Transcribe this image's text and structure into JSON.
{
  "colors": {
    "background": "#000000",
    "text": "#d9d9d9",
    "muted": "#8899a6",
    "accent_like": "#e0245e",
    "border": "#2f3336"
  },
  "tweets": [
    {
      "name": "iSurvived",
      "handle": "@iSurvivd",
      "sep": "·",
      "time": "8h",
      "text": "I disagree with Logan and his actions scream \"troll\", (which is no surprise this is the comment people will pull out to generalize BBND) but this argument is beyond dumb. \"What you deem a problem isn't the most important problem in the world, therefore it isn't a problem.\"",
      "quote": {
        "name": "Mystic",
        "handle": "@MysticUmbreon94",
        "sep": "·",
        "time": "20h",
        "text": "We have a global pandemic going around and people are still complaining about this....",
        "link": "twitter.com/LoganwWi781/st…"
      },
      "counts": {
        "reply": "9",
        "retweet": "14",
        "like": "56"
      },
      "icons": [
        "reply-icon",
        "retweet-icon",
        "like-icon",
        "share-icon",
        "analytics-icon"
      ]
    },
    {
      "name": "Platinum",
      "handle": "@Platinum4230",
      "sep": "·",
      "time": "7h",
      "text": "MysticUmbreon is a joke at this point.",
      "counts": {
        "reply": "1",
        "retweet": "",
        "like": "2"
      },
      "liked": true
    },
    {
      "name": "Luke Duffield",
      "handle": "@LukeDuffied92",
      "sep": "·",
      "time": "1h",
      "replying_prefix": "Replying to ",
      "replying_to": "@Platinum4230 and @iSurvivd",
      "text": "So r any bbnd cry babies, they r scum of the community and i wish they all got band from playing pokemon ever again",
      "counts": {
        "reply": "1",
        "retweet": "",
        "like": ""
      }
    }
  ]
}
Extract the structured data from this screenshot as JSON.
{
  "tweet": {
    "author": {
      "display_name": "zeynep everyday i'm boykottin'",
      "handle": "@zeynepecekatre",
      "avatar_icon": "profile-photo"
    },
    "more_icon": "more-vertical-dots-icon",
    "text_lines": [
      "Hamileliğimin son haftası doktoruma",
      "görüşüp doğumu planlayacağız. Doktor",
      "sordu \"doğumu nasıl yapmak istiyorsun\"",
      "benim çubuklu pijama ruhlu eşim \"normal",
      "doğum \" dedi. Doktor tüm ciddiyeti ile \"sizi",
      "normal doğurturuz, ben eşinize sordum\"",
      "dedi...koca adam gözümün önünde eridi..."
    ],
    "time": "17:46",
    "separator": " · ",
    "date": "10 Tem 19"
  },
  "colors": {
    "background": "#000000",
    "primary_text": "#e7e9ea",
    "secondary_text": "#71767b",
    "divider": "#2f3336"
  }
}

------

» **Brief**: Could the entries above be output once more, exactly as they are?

» **Task result**:
Transcribe this image's text and structure into JSON.
{
  "colors": {
    "background": "#000000",
    "text": "#d9d9d9",
    "muted": "#8899a6",
    "accent_like": "#e0245e",
    "border": "#2f3336"
  },
  "tweets": [
    {
      "name": "iSurvived",
      "handle": "@iSurvivd",
      "sep": "·",
      "time": "8h",
      "text": "I disagree with Logan and his actions scream \"troll\", (which is no surprise this is the comment people will pull out to generalize BBND) but this argument is beyond dumb. \"What you deem a problem isn't the most important problem in the world, therefore it isn't a problem.\"",
      "quote": {
        "name": "Mystic",
        "handle": "@MysticUmbreon94",
        "sep": "·",
        "time": "20h",
        "text": "We have a global pandemic going around and people are still complaining about this....",
        "link": "twitter.com/LoganwWi781/st…"
      },
      "counts": {
        "reply": "9",
        "retweet": "14",
        "like": "56"
      },
      "icons": [
        "reply-icon",
        "retweet-icon",
        "like-icon",
        "share-icon",
        "analytics-icon"
      ]
    },
    {
      "name": "Platinum",
      "handle": "@Platinum4230",
      "sep": "·",
      "time": "7h",
      "text": "MysticUmbreon is a joke at this point.",
      "counts": {
        "reply": "1",
        "retweet": "",
        "like": "2"
      },
      "liked": true
    },
    {
      "name": "Luke Duffield",
      "handle": "@LukeDuffied92",
      "sep": "·",
      "time": "1h",
      "replying_prefix": "Replying to ",
      "replying_to": "@Platinum4230 and @iSurvivd",
      "text": "So r any bbnd cry babies, they r scum of the community and i wish they all got band from playing pokemon ever again",
      "counts": {
        "reply": "1",
        "retweet": "",
        "like": ""
      }
    }
  ]
}
Extract the structured data from this screenshot as JSON.
{
  "tweet": {
    "author": {
      "display_name": "zeynep everyday i'm boykottin'",
      "handle": "@zeynepecekatre",
      "avatar_icon": "profile-photo"
    },
    "more_icon": "more-vertical-dots-icon",
    "text_lines": [
      "Hamileliğimin son haftası doktoruma",
      "görüşüp doğumu planlayacağız. Doktor",
      "sordu \"doğumu nasıl yapmak istiyorsun\"",
      "benim çubuklu pijama ruhlu eşim \"normal",
      "doğum \" dedi. Doktor tüm ciddiyeti ile \"sizi",
      "normal doğurturuz, ben eşinize sordum\"",
      "dedi...koca adam gözümün önünde eridi..."
    ],
    "time": "17:46",
    "separator": " · ",
    "date": "10 Tem 19"
  },
  "colors": {
    "background": "#000000",
    "primary_text": "#e7e9ea",
    "secondary_text": "#71767b",
    "divider": "#2f3336"
  }
}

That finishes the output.